---- PROVIDED ENTRIES

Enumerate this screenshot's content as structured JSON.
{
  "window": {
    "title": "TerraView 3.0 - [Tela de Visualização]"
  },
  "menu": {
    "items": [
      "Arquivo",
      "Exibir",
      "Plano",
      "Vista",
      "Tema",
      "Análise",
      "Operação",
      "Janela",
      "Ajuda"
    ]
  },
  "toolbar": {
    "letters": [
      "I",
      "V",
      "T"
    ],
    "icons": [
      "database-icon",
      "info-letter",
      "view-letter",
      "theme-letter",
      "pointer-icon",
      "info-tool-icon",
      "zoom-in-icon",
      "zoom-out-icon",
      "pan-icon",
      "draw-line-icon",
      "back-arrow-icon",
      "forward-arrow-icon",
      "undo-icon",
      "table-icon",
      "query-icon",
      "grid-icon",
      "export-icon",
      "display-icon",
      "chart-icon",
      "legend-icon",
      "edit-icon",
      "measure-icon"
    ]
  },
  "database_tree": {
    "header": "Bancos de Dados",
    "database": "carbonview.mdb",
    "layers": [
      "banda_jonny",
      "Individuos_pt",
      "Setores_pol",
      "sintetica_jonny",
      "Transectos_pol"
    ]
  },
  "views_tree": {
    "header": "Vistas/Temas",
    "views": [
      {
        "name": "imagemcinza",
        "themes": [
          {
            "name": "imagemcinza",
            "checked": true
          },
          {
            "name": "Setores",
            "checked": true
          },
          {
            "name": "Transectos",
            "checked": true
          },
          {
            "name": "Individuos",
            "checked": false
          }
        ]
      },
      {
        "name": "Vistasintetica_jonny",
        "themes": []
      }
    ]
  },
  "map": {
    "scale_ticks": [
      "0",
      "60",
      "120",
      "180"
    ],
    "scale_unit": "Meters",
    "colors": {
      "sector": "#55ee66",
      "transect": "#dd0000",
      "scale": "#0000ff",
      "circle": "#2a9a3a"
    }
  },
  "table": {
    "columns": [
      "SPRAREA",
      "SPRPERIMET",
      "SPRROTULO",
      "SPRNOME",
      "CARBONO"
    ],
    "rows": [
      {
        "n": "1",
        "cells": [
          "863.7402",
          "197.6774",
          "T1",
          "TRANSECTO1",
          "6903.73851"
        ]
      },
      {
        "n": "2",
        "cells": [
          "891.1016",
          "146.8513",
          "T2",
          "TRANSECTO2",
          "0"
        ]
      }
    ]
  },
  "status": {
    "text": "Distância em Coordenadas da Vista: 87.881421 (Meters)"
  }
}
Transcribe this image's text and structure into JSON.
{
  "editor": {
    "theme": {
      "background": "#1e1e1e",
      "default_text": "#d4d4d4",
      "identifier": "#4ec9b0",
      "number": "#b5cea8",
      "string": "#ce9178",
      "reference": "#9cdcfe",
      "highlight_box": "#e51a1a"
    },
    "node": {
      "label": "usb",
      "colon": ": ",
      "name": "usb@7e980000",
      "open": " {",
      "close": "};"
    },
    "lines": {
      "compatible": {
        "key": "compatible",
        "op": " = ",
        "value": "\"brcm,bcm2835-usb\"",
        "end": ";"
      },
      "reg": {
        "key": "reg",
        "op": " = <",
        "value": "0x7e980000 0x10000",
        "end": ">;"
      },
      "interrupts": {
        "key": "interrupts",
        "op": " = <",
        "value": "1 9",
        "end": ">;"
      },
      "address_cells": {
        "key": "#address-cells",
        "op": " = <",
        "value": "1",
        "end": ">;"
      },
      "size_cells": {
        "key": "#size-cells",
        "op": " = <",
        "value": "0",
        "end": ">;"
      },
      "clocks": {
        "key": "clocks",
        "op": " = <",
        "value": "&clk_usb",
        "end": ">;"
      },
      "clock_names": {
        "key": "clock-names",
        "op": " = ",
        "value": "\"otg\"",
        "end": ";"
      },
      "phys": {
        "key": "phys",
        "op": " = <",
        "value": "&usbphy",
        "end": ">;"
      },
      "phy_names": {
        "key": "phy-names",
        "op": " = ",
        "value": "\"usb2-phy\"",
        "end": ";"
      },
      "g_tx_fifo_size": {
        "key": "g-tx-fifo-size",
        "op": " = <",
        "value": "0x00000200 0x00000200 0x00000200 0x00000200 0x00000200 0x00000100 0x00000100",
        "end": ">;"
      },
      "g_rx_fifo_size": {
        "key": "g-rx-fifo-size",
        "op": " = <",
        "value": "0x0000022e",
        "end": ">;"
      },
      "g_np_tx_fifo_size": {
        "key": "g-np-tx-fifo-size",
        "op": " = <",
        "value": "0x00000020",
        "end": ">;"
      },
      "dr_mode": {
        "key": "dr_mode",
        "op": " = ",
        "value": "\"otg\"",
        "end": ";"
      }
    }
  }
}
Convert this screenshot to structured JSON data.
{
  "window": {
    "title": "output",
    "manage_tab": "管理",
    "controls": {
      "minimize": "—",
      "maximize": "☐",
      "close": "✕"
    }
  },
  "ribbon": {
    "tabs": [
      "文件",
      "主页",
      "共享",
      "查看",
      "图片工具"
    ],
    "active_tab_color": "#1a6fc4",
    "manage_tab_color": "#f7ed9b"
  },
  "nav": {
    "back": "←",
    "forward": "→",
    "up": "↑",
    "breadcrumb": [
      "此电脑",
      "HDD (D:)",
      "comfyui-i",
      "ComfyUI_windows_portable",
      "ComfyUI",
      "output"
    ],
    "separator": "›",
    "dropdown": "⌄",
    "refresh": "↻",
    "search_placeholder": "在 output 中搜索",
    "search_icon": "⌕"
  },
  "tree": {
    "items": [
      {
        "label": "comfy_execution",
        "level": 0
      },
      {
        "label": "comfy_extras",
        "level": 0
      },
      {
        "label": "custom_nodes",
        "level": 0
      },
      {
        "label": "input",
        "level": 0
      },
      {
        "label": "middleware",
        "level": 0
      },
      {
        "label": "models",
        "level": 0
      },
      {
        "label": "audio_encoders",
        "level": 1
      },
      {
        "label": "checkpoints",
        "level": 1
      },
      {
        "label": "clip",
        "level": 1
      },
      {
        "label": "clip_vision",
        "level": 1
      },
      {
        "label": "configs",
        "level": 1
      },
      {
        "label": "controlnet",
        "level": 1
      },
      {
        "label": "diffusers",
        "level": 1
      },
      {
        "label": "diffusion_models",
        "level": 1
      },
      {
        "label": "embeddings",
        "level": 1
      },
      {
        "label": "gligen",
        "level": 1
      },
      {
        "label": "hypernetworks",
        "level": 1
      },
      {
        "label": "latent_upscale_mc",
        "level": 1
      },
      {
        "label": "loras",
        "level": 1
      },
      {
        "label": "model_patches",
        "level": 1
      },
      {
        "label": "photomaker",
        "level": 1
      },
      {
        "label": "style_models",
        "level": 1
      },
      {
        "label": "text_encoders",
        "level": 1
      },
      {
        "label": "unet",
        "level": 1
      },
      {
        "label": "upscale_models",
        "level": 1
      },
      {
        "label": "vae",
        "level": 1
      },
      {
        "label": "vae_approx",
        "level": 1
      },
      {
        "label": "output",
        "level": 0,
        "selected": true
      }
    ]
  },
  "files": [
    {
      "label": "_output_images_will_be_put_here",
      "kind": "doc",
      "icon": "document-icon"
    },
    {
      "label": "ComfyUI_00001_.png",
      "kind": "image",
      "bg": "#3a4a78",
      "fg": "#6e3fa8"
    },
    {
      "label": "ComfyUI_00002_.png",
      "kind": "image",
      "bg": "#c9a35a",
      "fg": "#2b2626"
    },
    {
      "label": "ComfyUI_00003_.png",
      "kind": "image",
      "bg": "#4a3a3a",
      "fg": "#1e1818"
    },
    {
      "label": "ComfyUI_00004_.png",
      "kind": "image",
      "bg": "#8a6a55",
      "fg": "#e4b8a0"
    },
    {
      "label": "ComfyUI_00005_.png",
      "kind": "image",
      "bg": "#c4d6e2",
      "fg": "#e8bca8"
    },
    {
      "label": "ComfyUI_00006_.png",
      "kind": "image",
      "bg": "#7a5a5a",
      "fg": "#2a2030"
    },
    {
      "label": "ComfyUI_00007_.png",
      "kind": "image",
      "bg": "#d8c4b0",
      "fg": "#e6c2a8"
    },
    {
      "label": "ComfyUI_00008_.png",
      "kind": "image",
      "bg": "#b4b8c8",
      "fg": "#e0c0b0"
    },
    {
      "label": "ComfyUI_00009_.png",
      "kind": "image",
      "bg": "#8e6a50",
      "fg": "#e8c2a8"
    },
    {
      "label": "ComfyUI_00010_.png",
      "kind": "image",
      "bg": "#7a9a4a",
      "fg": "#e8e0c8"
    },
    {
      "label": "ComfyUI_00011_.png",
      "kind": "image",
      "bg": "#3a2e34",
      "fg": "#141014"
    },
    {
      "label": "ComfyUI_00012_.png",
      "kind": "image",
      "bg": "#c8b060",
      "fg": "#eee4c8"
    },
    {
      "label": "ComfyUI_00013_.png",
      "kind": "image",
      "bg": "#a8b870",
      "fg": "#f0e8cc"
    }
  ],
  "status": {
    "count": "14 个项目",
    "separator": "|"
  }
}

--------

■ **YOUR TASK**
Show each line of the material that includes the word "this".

■ **OUTPUT**
Enumerate this screenshot's content as structured JSON.
Transcribe this image's text and structure into JSON.
Convert this screenshot to structured JSON data.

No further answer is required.